Rafal Burza – Judo Canada
Not every exciting heavyweight is competing in Montreal. In particular, Guram Tushishvili of Georgia is not there and neither is his compatriot Levani Matiashvili. Still, there are three top players who will be able to give Riner a good fight: Lukas Krpalek (CZE), David Moura (BRA) and Hisayoshi Harasawa (JPN).
Krpalek will most likely top Pool A, while Riner should easily top Pool B. That means both men will meet in the semifinal. With Riner being that much bigger than Krpalek, who used to be a U100kg player, it’s Riner with the upper hand. We think Riner will get through to the final.

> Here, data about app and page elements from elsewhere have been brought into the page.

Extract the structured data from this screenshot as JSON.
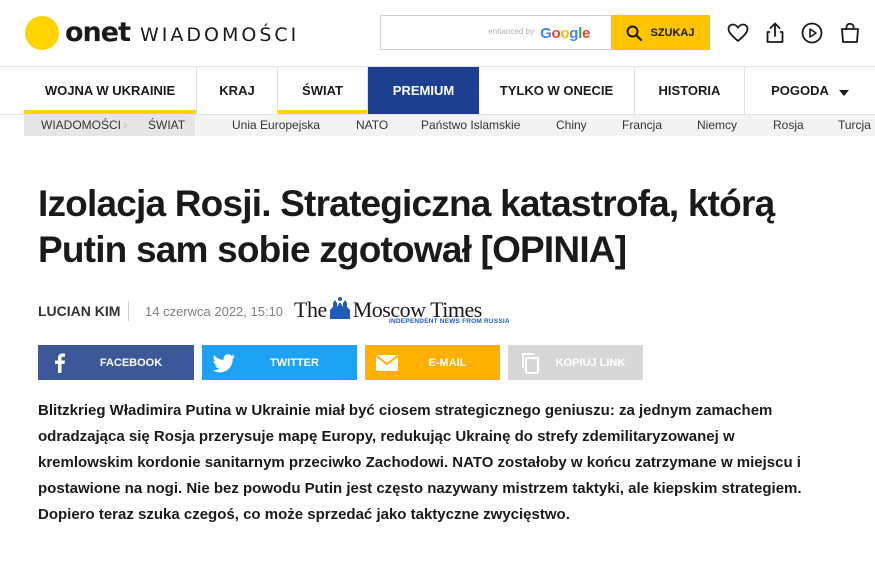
{
  "header": {
    "logo_brand": "onet",
    "logo_section": "WIADOMOŚCI",
    "search": {
      "value": "",
      "enhanced_by": "enhanced by",
      "google": [
        "G",
        "o",
        "o",
        "g",
        "l",
        "e"
      ],
      "button_label": "SZUKAJ"
    },
    "icons": [
      "heart-icon",
      "share-upload-icon",
      "play-icon",
      "bag-icon"
    ],
    "colors": {
      "brand_yellow": "#ffd400",
      "search_button": "#ffc400"
    }
  },
  "nav": {
    "items": [
      {
        "label": "WOJNA W UKRAINIE",
        "active": true
      },
      {
        "label": "KRAJ",
        "active": false
      },
      {
        "label": "ŚWIAT",
        "active": true
      },
      {
        "label": "PREMIUM",
        "active": false,
        "premium": true
      },
      {
        "label": "TYLKO W ONECIE",
        "active": false
      },
      {
        "label": "HISTORIA",
        "active": false
      },
      {
        "label": "POGODA",
        "active": false,
        "dropdown": true
      }
    ],
    "colors": {
      "premium_bg": "#1e3f8f",
      "active_underline": "#ffd400"
    }
  },
  "breadcrumb": {
    "items": [
      "WIADOMOŚCI",
      "ŚWIAT"
    ],
    "tags": [
      "Unia Europejska",
      "NATO",
      "Państwo Islamskie",
      "Chiny",
      "Francja",
      "Niemcy",
      "Rosja",
      "Turcja"
    ]
  },
  "article": {
    "title_line1": "Izolacja Rosji. Strategiczna katastrofa, którą",
    "title_line2": "Putin sam sobie zgotował [OPINIA]",
    "author": "LUCIAN KIM",
    "date": "14 czerwca 2022, 15:10",
    "source_logo": {
      "name_pre": "The",
      "name_post": "Moscow Times",
      "tagline": "INDEPENDENT NEWS FROM RUSSIA"
    },
    "share": {
      "facebook": "FACEBOOK",
      "twitter": "TWITTER",
      "email": "E-MAIL",
      "copy": "KOPIUJ LINK"
    },
    "lead_lines": [
      "Blitzkrieg Władimira Putina w Ukrainie miał być ciosem strategicznego geniuszu: za jednym zamachem",
      "odradzająca się Rosja przerysuje mapę Europy, redukując Ukrainę do strefy zdemilitaryzowanej w",
      "kremlowskim kordonie sanitarnym przeciwko Zachodowi. NATO zostałoby w końcu zatrzymane w miejscu i",
      "postawione na nogi. Nie bez powodu Putin jest często nazywany mistrzem taktyki, ale kiepskim strategiem.",
      "Dopiero teraz szuka czegoś, co może sprzedać jako taktyczne zwycięstwo."
    ],
    "colors": {
      "facebook": "#3b5998",
      "twitter": "#1da1f2",
      "email": "#ffb000",
      "copy": "#d7d7d7"
    }
  }
}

In Pool C, we have Moura and in Pool D, Harasawa. These players have fought twice in the past and both times Harasawa won (although this was back in 2015). Still, we think it’s Harasawa who will prevail.
A Riner vs Harasawa final, a repeat of the Rio 2016 final, is a tantalizing thought. It’s something judo fans have been waiting to see and they might get their wish come true in Montreal.
In Rio, Riner won through penalties as he was unable to throw Harasawa. That’s not likely to change. It’s equally unlikely that Harasawa will be able to throw Riner so we are probably looking at a shido match.
The difference with Rio is that the shido rules have changed since then. Back then it was possible to win by shido. Now, it’s not although hansoku-make is possible after three shidos.
If we had to guess, a Riner vs Harasawa match will go into Golden Score and the winner will be the one to avoid disqualification.
So, who has the advantage? Riner is a superior fighter but he hasn’t competed since late 2017. Although he has been training and attending international training camps, he is rusty when it comes to competition. That will work against him.
Harasawa doesn’t have a great track record. He is a top competitor, for sure, but since Rio 2016, he has managed to win only one IJF World Tour event, the 2019 Dusseldorf Grand Slam. What he has going against Riner is that having had experience dealing with Riner’s aggressive gripping style in Rio, he knows what he is up against and is less likely to succumb to any shido play by Riner.
If Riner relies on his well-worn shido play tactics against strong opponents, he might find it will not work so well against someone like Harasawa. But if he switches tact and tries to throw Harasawa, he is opening himself up for a counter. So, if it is Harasawa he is facing in the final, it will be a hard one for Riner.